* What you should do
The lines to copy are those in the listing that hold the word "true".

* The data
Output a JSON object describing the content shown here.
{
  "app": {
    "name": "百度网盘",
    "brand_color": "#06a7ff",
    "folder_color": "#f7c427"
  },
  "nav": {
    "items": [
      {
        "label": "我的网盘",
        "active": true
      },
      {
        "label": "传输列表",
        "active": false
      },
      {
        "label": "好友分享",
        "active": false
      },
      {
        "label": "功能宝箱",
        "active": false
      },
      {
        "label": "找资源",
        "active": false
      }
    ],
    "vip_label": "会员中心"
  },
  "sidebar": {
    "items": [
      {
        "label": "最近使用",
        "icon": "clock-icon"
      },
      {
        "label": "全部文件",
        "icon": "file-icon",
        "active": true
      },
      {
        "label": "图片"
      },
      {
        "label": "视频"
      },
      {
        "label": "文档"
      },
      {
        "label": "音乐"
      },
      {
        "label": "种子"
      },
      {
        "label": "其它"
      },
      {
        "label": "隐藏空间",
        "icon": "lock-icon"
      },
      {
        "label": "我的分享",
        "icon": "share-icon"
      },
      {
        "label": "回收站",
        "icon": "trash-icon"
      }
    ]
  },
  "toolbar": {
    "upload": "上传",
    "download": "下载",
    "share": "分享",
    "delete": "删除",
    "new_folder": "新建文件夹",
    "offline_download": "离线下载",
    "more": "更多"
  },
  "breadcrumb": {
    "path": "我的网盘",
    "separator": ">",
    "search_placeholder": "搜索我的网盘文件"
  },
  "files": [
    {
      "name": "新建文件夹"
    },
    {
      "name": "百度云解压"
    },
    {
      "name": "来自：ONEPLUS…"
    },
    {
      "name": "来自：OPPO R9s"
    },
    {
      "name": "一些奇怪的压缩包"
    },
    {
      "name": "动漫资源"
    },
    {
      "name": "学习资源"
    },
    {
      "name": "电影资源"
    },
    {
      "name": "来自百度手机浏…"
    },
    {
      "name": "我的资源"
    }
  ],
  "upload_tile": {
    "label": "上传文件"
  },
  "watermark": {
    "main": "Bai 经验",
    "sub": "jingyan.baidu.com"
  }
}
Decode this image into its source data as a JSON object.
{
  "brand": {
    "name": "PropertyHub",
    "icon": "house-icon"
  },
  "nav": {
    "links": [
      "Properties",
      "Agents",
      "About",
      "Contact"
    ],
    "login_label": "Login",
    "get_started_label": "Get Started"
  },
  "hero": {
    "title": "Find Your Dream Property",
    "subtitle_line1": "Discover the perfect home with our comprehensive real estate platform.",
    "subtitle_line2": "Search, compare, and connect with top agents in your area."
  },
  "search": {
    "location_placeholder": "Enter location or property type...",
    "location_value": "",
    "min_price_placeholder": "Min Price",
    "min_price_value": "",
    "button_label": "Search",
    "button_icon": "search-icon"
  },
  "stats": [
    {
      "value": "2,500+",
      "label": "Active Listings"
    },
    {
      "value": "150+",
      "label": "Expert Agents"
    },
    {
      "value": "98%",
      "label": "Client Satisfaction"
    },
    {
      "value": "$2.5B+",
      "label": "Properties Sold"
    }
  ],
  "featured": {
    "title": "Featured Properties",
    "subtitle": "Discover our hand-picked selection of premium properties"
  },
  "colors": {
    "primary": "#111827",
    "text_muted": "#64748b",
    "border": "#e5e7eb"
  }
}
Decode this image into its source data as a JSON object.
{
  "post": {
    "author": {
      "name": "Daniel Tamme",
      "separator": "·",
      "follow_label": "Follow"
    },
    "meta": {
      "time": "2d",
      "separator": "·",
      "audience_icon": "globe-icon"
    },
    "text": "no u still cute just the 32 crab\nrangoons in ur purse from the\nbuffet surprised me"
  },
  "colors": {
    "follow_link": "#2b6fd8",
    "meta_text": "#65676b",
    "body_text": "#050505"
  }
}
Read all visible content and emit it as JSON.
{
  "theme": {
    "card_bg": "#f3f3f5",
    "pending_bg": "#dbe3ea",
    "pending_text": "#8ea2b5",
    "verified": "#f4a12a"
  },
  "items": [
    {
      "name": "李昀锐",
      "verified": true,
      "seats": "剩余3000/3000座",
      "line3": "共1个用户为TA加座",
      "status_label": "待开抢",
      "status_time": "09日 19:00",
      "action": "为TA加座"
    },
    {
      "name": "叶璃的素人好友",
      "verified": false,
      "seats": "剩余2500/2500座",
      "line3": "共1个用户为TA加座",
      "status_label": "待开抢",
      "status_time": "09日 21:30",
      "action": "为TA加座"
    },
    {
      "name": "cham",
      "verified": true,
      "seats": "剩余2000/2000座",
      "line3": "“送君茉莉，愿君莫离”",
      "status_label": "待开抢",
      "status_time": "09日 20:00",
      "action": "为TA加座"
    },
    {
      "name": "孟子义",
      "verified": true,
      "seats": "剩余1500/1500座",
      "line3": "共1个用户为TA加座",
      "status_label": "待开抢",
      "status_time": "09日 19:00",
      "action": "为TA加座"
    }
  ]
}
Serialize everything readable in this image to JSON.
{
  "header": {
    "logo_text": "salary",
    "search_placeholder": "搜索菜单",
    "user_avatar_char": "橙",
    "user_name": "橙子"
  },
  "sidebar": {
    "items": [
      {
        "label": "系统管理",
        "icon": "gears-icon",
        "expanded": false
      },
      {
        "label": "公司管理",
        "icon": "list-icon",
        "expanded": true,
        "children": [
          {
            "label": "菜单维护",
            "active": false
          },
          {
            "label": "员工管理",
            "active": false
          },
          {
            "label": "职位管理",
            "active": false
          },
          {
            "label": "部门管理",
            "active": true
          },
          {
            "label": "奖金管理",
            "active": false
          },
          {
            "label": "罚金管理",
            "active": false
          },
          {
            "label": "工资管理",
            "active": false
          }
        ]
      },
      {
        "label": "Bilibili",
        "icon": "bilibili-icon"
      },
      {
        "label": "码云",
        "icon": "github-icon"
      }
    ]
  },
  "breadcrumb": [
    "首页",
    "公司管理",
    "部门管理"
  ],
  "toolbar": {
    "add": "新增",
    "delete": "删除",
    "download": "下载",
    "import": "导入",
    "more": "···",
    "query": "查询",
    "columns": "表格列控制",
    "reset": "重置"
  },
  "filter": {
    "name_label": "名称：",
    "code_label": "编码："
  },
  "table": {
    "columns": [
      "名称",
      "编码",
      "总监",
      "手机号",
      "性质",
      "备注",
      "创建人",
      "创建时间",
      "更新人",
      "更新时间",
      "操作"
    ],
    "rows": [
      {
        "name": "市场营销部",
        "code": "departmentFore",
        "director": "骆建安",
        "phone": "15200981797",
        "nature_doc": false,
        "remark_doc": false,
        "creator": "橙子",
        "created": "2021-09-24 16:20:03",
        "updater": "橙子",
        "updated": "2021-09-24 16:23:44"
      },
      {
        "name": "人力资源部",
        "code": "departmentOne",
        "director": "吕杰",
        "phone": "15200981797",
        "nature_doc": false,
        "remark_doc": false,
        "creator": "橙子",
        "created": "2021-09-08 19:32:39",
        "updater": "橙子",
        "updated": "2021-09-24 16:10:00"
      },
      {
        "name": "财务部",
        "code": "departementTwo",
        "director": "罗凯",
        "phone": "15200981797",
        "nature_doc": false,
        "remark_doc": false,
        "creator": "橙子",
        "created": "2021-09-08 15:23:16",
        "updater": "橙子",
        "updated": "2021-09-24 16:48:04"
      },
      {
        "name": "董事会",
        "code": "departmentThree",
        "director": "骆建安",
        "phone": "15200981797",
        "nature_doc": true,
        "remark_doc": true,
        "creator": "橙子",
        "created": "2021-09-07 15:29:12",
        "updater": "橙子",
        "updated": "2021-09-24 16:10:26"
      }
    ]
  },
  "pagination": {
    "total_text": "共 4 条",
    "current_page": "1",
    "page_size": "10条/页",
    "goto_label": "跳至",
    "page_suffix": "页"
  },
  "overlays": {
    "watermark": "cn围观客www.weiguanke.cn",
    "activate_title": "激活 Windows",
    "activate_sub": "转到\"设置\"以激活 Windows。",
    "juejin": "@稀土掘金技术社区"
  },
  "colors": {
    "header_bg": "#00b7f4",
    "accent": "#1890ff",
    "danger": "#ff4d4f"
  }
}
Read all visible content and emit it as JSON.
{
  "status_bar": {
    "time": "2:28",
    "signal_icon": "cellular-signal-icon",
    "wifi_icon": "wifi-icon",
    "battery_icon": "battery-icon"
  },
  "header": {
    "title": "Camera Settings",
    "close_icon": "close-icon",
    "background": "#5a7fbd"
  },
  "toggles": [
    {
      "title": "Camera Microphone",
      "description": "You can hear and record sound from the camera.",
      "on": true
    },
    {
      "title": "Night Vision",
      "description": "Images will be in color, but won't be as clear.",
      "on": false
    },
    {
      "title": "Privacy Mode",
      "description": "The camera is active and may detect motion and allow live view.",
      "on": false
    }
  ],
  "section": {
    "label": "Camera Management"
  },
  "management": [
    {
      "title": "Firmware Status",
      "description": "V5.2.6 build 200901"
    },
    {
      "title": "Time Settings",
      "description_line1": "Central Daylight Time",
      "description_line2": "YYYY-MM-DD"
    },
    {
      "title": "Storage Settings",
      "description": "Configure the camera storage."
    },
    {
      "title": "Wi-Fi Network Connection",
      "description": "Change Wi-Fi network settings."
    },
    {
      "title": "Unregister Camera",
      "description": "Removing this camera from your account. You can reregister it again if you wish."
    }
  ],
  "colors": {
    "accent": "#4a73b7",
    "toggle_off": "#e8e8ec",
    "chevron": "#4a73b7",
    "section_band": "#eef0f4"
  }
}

* Written answer
        "active": true
        "active": true
      "verified": true,
      "verified": true,
      "verified": true,
        "expanded": true,
            "active": true
        "nature_doc": true,
        "remark_doc": true,
      "on": true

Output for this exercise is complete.